▼

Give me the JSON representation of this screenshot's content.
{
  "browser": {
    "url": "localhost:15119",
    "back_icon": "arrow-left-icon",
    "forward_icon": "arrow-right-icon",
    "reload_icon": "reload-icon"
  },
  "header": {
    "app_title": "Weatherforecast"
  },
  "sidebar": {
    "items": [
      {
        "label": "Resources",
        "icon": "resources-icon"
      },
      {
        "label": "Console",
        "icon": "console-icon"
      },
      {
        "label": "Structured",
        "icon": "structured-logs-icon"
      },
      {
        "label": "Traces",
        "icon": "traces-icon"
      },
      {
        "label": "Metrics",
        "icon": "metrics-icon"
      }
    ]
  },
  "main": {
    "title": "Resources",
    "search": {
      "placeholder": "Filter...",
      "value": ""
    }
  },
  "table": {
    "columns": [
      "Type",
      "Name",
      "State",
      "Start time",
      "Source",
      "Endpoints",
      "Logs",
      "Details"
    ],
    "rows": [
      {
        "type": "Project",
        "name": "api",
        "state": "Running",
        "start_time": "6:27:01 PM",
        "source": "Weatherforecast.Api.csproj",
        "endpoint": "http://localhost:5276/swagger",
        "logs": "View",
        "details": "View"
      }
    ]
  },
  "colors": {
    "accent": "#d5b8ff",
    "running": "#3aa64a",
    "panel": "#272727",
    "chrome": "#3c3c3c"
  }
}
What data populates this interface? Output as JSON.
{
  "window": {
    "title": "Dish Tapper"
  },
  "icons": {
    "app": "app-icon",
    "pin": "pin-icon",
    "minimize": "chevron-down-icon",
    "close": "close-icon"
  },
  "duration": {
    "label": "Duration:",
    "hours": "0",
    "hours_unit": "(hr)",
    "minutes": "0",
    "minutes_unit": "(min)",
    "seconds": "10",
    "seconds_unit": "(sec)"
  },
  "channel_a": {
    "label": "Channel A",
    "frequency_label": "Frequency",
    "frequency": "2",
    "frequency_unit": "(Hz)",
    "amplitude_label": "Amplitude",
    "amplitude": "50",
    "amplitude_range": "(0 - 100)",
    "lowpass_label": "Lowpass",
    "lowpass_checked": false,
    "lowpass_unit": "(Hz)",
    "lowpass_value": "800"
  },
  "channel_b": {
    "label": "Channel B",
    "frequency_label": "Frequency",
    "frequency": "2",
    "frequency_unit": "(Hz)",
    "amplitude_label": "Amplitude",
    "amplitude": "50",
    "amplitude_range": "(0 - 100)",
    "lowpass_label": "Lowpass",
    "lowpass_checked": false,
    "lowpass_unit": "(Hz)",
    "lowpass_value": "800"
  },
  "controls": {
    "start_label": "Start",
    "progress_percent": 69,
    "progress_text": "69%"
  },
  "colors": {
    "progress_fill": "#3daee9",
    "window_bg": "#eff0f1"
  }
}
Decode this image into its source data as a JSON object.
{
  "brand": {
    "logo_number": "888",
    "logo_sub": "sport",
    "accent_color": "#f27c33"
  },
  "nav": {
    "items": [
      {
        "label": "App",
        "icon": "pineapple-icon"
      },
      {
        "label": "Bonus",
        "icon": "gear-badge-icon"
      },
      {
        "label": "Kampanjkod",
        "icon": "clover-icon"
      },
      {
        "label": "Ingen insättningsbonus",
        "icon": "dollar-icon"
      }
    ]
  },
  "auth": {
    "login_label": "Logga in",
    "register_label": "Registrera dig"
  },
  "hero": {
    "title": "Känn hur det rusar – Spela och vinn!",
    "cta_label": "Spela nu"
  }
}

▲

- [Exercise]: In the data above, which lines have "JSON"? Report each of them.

- [Output for this task]:
Give me the JSON representation of this screenshot's content.
What data populates this interface? Output as JSON.
Decode this image into its source data as a JSON object.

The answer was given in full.